• _TASK GOAL_: Find how many lines below hold "true", then state that number by itself.

• _DATA RECORDS_:
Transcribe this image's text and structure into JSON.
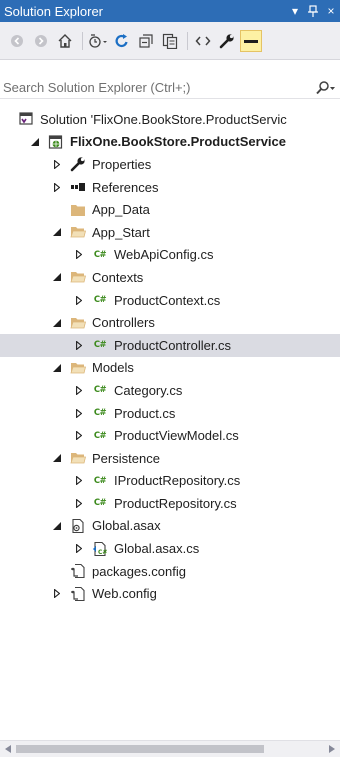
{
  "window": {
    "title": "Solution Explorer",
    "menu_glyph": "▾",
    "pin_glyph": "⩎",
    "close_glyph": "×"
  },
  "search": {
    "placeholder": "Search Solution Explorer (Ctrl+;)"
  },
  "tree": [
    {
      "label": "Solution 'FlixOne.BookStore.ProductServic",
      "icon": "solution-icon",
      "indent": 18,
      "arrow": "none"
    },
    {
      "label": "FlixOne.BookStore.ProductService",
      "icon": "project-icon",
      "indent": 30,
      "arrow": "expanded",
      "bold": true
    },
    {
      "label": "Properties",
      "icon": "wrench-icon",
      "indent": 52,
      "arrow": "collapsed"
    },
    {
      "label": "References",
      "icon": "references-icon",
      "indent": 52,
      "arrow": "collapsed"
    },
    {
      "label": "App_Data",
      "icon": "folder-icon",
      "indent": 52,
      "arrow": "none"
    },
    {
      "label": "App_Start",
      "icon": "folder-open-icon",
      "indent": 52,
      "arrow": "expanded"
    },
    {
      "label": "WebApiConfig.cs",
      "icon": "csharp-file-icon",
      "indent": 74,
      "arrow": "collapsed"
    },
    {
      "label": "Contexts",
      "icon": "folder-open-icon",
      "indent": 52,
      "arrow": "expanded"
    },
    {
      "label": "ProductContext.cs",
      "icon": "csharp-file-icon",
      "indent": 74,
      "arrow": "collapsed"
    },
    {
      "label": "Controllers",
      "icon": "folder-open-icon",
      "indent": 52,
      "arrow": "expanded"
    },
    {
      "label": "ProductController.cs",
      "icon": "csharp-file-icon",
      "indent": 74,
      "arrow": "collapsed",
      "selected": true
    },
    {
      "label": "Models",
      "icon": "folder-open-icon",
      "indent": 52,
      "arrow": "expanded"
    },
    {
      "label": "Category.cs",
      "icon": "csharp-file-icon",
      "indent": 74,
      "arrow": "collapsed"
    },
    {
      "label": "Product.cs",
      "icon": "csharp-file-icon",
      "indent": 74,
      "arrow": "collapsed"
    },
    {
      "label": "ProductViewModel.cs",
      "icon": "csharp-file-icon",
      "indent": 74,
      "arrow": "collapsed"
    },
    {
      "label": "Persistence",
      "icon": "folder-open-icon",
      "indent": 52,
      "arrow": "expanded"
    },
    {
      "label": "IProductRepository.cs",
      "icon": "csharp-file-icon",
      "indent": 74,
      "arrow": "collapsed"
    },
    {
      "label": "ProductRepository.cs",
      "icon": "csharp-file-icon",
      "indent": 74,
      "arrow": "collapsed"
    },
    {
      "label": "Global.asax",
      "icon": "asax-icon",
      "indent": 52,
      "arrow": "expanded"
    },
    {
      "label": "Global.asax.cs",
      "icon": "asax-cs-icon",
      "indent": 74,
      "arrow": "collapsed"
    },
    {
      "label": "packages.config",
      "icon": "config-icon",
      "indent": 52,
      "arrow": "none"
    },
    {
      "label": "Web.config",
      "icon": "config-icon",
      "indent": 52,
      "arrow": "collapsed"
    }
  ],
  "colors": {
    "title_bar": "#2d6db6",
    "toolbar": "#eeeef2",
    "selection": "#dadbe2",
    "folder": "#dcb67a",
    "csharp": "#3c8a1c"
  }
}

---

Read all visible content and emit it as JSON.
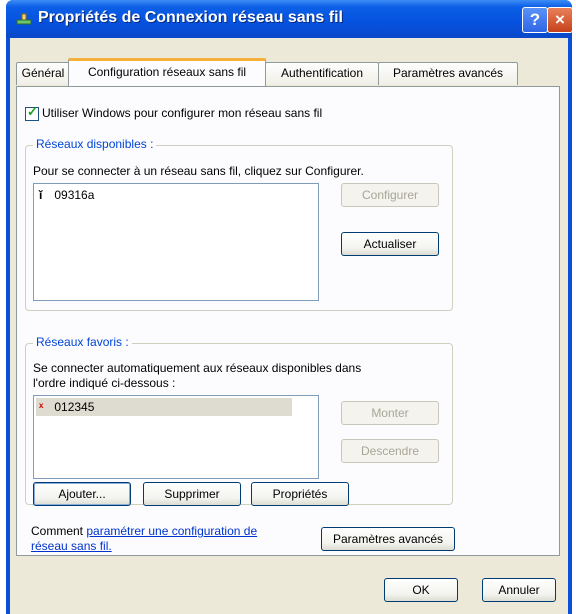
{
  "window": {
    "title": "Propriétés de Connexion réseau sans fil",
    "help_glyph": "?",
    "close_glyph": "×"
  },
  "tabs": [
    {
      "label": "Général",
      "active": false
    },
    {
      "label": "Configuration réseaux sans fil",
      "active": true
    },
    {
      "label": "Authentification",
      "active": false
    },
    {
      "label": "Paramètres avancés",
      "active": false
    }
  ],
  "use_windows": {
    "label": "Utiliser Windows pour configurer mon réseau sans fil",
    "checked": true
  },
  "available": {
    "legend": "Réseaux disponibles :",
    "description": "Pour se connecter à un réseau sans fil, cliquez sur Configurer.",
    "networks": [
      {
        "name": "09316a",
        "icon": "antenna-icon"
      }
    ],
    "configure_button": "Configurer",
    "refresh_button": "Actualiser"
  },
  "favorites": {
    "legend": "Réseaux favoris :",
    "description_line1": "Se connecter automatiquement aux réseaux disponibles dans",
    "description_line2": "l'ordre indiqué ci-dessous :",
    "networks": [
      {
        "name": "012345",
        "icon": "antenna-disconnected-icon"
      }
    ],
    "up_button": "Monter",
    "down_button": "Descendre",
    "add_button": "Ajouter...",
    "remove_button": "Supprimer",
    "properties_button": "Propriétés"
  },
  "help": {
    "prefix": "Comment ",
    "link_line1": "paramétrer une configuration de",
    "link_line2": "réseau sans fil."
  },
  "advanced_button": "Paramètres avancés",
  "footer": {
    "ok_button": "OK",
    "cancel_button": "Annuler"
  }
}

• _TASK RESPONSE_: 4